Another in the series on historic churches in the City of London …
By the time of the Great Fire of London in 1666, there were over a hundred parish churches and other places of Christian worship within and immediately without the walls of the City, despite a number having been closed down during the Reformation. To be precise, according to Parish Clerks’ records, there were 97 churches within the walls of the City, and 16 without, making a total of 113.
St Martin Ludgate (“14” on sixteenth-century “Agas” map/Map of Early Modern London) was originally built at least as long ago as the twelfth century (Geoffrey of Monmouth claimed that it was founded in the seventh, and St Martin died in the fourth). It was subsequently rebuilt and extended in the fifteenth, and repaired, after sustaining damage in a storm – in which “ye steple was torne … and diuers great stones casten down” – in the sixteenth, in 1561. In his “Survey of London” of 1598, Stow noted that “in the year 1437, John Michael, mayor, and the commonalty, granted to William Downe, parson of St Martin’s at Ludgate, a parcel of ground, … to … build their steeple upon”. He also recorded a number of monuments in the interior of the church, including those of “William Sevenoake, mayor, 1418” and “Stephen Peacock, mayor, 1533 [actually, 1532]”.
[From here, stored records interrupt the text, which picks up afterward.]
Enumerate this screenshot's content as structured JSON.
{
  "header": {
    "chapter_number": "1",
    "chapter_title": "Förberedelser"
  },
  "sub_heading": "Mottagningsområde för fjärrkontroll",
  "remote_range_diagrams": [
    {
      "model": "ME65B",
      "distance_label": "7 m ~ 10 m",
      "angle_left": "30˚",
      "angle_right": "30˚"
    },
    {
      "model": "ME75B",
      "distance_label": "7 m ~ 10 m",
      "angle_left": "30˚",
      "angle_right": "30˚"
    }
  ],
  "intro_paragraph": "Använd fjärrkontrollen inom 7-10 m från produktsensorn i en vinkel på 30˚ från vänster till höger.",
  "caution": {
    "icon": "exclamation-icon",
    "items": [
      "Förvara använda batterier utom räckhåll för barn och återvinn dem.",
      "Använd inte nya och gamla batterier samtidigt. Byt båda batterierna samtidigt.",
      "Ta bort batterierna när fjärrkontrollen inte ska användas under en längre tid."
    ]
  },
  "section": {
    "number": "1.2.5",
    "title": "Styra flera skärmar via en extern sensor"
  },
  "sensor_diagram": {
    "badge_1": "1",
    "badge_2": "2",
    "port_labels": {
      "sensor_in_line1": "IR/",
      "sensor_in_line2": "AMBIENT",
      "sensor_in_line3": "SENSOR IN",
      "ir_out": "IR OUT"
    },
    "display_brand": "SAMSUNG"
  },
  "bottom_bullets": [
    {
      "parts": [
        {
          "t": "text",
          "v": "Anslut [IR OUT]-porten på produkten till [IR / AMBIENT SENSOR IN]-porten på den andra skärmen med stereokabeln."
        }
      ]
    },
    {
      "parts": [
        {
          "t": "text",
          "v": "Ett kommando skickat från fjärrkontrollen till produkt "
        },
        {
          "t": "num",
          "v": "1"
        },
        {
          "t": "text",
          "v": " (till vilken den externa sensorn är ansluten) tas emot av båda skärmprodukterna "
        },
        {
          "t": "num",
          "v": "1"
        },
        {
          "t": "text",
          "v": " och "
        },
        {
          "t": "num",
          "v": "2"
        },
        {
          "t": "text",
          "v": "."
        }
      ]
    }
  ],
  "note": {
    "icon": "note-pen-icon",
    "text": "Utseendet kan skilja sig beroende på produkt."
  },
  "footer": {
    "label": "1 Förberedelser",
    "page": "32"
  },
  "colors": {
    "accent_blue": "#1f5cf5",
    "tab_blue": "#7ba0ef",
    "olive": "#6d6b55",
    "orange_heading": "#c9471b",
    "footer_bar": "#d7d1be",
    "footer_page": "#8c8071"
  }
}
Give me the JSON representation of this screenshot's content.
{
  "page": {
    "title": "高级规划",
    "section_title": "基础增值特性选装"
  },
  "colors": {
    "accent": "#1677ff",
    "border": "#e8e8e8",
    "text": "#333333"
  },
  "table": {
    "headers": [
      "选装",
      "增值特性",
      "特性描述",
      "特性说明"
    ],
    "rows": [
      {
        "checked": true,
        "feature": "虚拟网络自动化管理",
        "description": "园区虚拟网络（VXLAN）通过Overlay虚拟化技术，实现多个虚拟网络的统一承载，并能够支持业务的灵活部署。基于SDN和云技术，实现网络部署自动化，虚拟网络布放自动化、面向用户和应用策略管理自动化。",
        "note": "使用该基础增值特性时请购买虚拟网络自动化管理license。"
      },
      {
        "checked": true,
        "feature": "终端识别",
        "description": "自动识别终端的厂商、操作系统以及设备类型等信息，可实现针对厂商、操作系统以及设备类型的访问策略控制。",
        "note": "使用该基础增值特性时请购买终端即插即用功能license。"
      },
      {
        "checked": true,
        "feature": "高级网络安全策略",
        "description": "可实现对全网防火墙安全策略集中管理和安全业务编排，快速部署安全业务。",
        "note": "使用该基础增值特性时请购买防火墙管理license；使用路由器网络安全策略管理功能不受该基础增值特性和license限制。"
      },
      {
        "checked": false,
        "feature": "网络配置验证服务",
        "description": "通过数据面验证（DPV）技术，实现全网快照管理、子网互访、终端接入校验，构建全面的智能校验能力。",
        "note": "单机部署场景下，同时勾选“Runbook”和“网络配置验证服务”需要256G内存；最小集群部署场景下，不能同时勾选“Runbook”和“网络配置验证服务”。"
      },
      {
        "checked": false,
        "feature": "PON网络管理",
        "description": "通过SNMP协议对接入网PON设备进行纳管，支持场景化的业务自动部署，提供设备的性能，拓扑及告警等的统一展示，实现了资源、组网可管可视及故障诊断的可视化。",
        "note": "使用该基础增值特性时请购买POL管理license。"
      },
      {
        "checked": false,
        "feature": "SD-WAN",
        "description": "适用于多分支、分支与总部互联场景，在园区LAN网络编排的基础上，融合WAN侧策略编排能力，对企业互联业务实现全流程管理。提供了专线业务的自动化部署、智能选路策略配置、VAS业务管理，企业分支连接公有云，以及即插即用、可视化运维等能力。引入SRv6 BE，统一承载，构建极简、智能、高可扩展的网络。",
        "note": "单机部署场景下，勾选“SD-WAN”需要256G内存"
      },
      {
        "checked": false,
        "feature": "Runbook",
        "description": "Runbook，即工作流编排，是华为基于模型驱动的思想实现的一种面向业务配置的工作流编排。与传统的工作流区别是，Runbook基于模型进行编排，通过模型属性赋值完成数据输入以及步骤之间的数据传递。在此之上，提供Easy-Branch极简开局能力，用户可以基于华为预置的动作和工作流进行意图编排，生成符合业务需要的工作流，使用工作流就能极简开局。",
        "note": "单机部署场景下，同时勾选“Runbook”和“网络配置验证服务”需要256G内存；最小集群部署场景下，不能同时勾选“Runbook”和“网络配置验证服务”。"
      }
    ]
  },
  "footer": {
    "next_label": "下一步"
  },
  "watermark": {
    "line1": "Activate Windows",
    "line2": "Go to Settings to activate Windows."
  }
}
The church was burned down in the Great Fire of 1666, and rebuilt by Wren and Hooke between 1677-86. It was then restored in 1894, only to be damaged by bombing in the Second World War, and restored again in the post-war period, and yet again in 1990. The west wall is part of the Medieval City Wall. Some of the interior fittings were salvaged from St Mary Magdalen Old Fish Street, including a plaque of 1586, and a sword-rest. William Penn Senior married Margaret Jasper, the daughter of a Dutch merchant, here in 1643. Their son William Junior, baptised in All Hallows Barking in 1644, went on to found Pennsylvania in 1681.